### Exercise description:
Retype the data below exactly, skipping pictures.

Data about app and page elements:
━━━━

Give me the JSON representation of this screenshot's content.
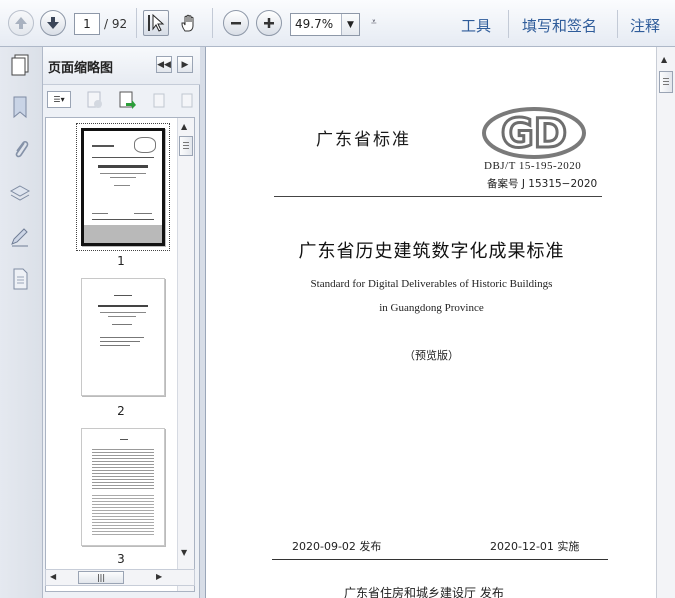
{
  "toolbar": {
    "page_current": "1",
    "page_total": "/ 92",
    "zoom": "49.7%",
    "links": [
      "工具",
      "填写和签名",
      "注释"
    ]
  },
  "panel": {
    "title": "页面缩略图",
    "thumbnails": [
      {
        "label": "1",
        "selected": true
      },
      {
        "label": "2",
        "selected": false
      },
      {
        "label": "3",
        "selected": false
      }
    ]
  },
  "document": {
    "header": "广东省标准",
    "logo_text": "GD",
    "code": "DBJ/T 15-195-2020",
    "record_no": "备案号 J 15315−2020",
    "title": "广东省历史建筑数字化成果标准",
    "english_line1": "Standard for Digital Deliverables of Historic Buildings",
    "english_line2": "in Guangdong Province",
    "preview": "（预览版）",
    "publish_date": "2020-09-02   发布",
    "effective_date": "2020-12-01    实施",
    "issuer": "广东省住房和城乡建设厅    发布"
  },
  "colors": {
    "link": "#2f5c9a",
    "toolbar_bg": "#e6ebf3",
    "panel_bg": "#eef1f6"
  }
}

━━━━

### Written reply:
Give me the JSON representation of this screenshot's content.
{
  "toolbar": {
    "page_current": "1",
    "page_total": "/ 92",
    "zoom": "49.7%",
    "links": [
      "工具",
      "填写和签名",
      "注释"
    ]
  },
  "panel": {
    "title": "页面缩略图",
    "thumbnails": [
      {
        "label": "1",
        "selected": true
      },
      {
        "label": "2",
        "selected": false
      },
      {
        "label": "3",
        "selected": false
      }
    ]
  },
  "document": {
    "header": "广东省标准",
    "logo_text": "GD",
    "code": "DBJ/T 15-195-2020",
    "record_no": "备案号 J 15315−2020",
    "title": "广东省历史建筑数字化成果标准",
    "english_line1": "Standard for Digital Deliverables of Historic Buildings",
    "english_line2": "in Guangdong Province",
    "preview": "（预览版）",
    "publish_date": "2020-09-02   发布",
    "effective_date": "2020-12-01    实施",
    "issuer": "广东省住房和城乡建设厅    发布"
  },
  "colors": {
    "link": "#2f5c9a",
    "toolbar_bg": "#e6ebf3",
    "panel_bg": "#eef1f6"
  }
}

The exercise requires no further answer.